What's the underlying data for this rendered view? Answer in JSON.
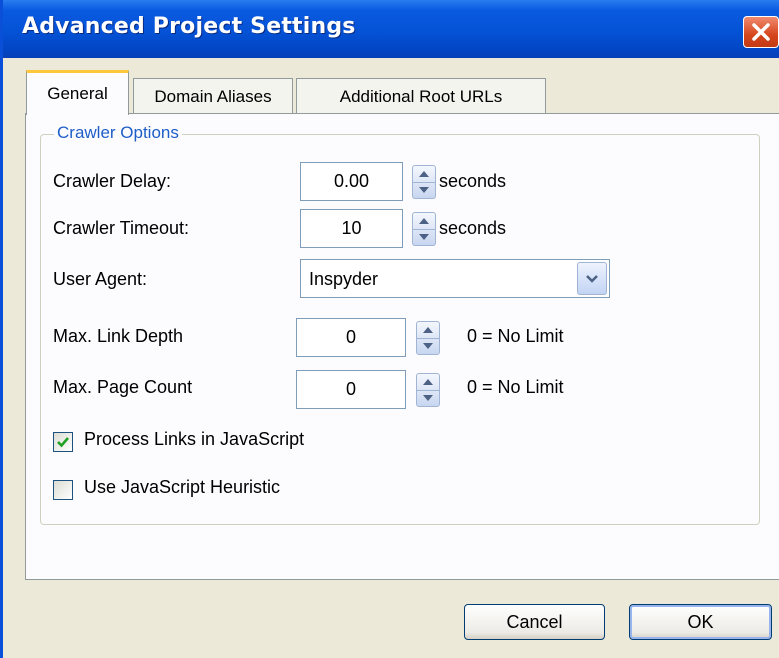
{
  "window": {
    "title": "Advanced Project Settings",
    "close_icon": "close-x-icon",
    "title_bar_color": "#0452d6",
    "background_color": "#ece9d8"
  },
  "tabs": [
    {
      "label": "General",
      "active": true
    },
    {
      "label": "Domain Aliases",
      "active": false
    },
    {
      "label": "Additional Root URLs",
      "active": false
    }
  ],
  "crawler_options": {
    "legend": "Crawler Options",
    "crawler_delay": {
      "label": "Crawler Delay:",
      "value": "0.00",
      "unit": "seconds"
    },
    "crawler_timeout": {
      "label": "Crawler Timeout:",
      "value": "10",
      "unit": "seconds"
    },
    "user_agent": {
      "label": "User Agent:",
      "value": "Inspyder"
    },
    "max_link_depth": {
      "label": "Max. Link Depth",
      "value": "0",
      "hint": "0 = No Limit"
    },
    "max_page_count": {
      "label": "Max. Page Count",
      "value": "0",
      "hint": "0 = No Limit"
    },
    "process_links_js": {
      "label": "Process Links in JavaScript",
      "checked": true
    },
    "use_js_heuristic": {
      "label": "Use JavaScript Heuristic",
      "checked": false
    }
  },
  "buttons": {
    "cancel": "Cancel",
    "ok": "OK"
  }
}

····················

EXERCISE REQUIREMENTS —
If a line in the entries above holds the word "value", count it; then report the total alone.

COMPLETED EXERCISE —
5